Two students charged as rape case heightens race tensions
Two white players from the lacrosse team at Duke University were charged with the kidnapping and gang rape of an African-American woman yesterday in a case that has inflamed racial and class tensions in the North Carolina town of Durham. Collin Finnerty, from Long Island, New York, and Reade Seligmann, from New Jersey, both 20, were freed on $400,000 (£225,000) bail. Yesterday's court proceedings opened a new chapter in a story that has shaken the elite Duke University's image of itself as a building block of the New South, and exposed divisions between it and the surrounding largely African-American town.
Two-year degree will raise costs and workloads, say universities
Universities will press the Government to increase their levels of funding so that they can deliver fast-track degrees.

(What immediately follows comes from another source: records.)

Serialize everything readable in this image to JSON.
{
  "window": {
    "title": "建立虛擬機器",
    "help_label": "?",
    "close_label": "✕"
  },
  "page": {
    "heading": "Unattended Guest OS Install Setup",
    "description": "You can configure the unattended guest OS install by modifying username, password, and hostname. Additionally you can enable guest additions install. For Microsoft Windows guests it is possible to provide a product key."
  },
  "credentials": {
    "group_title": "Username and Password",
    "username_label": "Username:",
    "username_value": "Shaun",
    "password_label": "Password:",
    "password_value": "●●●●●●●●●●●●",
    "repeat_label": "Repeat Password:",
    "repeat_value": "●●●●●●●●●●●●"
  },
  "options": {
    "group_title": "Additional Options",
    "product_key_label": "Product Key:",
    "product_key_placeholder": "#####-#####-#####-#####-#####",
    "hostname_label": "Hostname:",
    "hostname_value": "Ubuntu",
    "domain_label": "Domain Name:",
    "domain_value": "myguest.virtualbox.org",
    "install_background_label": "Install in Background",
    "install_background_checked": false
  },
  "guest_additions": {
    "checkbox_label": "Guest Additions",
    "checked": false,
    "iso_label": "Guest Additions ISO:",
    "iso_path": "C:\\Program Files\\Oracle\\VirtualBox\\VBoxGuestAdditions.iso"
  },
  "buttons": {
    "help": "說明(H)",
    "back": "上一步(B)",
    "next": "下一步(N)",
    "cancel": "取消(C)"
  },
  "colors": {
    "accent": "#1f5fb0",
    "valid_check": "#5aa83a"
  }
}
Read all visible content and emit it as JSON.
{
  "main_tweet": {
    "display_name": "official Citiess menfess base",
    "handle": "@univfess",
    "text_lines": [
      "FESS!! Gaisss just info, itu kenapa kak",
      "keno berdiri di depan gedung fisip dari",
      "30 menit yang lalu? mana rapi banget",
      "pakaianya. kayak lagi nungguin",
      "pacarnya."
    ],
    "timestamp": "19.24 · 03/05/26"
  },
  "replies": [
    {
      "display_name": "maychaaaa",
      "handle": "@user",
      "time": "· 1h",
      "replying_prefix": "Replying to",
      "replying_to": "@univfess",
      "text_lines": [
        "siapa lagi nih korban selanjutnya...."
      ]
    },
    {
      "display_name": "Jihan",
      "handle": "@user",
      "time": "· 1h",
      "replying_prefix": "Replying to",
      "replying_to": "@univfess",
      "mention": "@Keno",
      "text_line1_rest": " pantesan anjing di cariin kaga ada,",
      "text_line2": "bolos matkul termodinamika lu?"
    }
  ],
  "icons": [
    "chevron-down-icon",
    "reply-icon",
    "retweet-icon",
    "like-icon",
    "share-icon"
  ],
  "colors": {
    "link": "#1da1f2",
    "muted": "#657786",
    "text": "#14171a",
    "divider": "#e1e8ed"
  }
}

While students and lecturers welcomed the greater flexibility, concerns were raised that universities could lose out over the shorter courses without government compensation. With the introduction of top-up fees, due in the autumn, five colleges will offer the compressed honours degree courses. The move is designed to encourage applications from poorer students, who are put off by the £3,000-a-year tuition fee, payable after graduation.
The Times, The Scotsman
Brussels delivers blow to Reed Elsevier
Scientific research funded by the European taxpayer should be freely available to everyone over the internet, according to a European commission report - a blow to the lucrative scientific publishing operations of media groups such as Reed Elsevier and Germany's Springer. The report, produced by economists from Toulouse University and the Free University of Brussels for the EC, shows that in the 20 years to 1995 the price of scientific journals rose 300 per cent more than the rate of inflation over the period. In the 10 years since then, price increases slowed but still significantly outpaced inflation.
Lecturers multiply maths pupils' exam chances
Maths pupils are being helped with their Highers by Edinburgh University lecturers and students. They are trying to encourage young talent after noticing a surge in interest in the subject. Admissions at Edinburgh University's maths department have increased by half in the last three years. Now special revision sessions are being organised for about 120 Advanced Higher pupils by Edinburgh City Council and the university.
University honours Hollywood star
Hollywood film star Michael Douglas is to receive an honorary degree from St Andrews University. The Oscar-winning American actor will receive a doctor of laws for his contribution to British film. Douglas, 61, and his wife, Welsh actor Catherine Zeta-Jones, are apparently regular visitors to the seaside town and are often spotted playing golf on its famous Old Course. Brian Lang, the university's principal and vice-chancellor, said: "We are honouring Michael Douglas in recognition of his outstanding contribution to British film."
US students take to their tents in protest over funding
A series of student campsites have sprung up on American campuses this week, combining protests against funding cuts and higher fees with opposition to the Iraq war. The "Tent State University" was launched at Rutgers, the state university of New Jersey, three years ago. It runs for one week every spring and has now spread to 15 campuses across the US, aiming to radicalise a new generation of students. In the 1960s Kent State University became a focus point for those opposed to the Vietnam war after the fatal shooting of four students by the Ohio national guard.
Osteoporosis drug cuts breast cancer risk
The drug raloxifene, usually prescribed for osteoporosis, reduces the risk of breast cancer in postmenopausal women by about 50 per cent, according to a new study. Clinical trials of raloxifene, sold by Eli Lilly as Evista, cut breast cancer risk by the same rate as tamoxifen, an anti-breast cancer drug sold by AstraZeneca under the trade name Nolvadex. Overall, raloxifene resulted in a similarly low level of side effects as the widely used tamoxifen, the 19,000-woman study showed. But it had some advantages for specific side effects.
Deepest freeze reveals million years
Japanese scientists displayed yesterday the oldest samples of ice yet retrieved, which promise to reveal invaluable data about the Earth’s climate a million years ago. The ice “cores” were removed over the course of two years by scientists at the Dome Fuji base, in the eastern Antarctic, who drilled down 3km (2 miles) into the ancient ice. They believe that tiny air bubbles trapped in it will provide information about the Earth’s atmosphere in the distant past and enable them to draw conclusions about climate change and its potential course in the future.